* Problem statement:
Provide only the number of lines in the records where "Subseksyen" appears.

* Data for this task:
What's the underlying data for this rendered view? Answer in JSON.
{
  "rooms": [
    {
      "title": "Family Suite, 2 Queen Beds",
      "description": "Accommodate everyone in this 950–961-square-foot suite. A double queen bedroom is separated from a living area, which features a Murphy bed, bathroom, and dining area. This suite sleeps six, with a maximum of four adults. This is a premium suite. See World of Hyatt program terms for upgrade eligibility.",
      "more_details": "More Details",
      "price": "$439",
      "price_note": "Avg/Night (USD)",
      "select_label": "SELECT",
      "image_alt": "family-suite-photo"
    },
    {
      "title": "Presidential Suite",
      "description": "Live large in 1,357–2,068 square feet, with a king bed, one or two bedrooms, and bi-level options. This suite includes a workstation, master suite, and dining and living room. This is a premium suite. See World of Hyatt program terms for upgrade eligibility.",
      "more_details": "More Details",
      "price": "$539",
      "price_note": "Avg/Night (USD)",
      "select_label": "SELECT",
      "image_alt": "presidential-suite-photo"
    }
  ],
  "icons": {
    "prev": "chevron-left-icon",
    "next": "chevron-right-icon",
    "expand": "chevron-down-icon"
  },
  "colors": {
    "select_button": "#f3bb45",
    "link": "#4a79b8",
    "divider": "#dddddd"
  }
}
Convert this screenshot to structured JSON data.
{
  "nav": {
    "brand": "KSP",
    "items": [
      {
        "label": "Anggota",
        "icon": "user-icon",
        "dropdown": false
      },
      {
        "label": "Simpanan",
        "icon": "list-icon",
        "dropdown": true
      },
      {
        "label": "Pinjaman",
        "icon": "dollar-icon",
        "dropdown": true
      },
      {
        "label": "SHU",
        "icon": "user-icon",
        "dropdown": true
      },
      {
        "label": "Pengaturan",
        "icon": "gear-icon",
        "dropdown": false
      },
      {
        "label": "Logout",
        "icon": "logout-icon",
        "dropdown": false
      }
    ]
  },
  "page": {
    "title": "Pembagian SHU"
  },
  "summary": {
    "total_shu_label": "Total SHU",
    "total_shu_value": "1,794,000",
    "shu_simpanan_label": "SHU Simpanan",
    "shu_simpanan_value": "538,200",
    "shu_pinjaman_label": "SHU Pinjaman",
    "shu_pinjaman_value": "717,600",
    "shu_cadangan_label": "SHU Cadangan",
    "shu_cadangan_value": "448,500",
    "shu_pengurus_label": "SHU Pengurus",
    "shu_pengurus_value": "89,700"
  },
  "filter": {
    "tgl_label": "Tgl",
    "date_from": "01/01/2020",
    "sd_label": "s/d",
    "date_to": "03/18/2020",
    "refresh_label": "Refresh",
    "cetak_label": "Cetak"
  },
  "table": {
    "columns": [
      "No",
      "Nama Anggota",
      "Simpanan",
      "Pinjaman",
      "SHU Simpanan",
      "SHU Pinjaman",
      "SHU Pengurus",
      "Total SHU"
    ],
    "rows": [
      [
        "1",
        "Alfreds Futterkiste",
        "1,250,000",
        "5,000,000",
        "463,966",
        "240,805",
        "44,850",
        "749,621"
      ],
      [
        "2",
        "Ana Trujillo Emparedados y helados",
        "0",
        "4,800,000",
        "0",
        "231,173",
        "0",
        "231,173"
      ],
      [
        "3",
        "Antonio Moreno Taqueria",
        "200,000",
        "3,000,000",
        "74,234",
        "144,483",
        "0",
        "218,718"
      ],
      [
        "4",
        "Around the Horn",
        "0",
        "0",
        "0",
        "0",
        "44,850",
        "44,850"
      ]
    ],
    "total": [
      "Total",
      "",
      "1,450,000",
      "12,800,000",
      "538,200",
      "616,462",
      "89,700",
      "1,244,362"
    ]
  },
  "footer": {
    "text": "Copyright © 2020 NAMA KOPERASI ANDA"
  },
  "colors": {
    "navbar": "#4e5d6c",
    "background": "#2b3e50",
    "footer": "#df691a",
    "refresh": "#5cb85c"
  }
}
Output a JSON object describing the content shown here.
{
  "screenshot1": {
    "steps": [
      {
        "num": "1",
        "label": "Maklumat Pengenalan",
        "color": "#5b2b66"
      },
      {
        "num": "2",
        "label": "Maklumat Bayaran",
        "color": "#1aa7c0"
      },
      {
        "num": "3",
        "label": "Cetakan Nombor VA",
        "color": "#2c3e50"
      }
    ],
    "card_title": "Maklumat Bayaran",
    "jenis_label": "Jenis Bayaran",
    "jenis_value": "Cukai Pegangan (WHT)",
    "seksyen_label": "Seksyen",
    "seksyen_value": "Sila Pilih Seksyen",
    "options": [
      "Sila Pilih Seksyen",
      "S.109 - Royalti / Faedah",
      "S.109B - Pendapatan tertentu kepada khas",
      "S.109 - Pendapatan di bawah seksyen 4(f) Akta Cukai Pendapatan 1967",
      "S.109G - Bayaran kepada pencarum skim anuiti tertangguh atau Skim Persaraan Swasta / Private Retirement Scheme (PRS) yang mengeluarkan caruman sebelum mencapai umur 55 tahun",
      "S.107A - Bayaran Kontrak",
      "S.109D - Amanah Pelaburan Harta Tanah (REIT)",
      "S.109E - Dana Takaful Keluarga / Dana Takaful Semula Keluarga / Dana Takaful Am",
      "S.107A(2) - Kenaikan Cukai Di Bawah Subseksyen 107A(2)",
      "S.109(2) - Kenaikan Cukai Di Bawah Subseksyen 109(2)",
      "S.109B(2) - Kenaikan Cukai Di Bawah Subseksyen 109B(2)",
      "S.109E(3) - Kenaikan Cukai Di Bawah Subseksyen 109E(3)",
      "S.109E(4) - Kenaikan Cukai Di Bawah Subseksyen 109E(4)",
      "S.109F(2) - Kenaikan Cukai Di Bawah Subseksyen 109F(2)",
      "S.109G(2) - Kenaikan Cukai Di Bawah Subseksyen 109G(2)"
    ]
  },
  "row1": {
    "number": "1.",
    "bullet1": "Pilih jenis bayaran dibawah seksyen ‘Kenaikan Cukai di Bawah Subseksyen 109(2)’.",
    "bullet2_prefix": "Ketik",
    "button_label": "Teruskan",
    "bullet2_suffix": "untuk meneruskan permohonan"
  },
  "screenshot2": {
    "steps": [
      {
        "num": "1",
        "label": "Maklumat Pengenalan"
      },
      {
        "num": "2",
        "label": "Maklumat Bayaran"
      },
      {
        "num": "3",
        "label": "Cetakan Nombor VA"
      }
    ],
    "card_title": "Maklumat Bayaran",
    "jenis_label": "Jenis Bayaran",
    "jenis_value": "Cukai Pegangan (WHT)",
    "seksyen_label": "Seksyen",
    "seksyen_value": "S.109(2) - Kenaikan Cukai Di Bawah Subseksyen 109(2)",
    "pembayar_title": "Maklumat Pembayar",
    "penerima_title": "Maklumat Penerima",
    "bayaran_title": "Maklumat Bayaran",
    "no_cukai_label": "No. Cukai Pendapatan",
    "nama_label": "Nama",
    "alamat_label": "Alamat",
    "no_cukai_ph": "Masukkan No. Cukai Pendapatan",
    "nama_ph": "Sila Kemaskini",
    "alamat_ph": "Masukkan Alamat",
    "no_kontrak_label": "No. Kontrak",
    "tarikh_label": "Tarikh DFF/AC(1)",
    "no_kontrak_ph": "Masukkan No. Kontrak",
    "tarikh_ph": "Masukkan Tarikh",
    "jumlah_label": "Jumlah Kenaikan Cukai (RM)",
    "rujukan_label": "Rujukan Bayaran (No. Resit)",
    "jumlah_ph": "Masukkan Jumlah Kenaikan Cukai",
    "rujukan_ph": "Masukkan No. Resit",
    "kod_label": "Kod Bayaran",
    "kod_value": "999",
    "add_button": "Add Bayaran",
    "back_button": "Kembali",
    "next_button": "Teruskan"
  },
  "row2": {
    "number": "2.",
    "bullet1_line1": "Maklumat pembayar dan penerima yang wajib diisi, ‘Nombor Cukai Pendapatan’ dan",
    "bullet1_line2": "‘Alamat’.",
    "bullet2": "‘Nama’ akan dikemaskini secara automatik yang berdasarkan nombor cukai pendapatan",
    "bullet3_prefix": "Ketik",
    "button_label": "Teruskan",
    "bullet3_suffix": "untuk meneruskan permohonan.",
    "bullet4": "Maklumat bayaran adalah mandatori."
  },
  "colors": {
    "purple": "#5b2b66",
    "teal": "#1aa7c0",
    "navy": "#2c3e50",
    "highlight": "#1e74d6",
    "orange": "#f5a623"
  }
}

* Your response:
9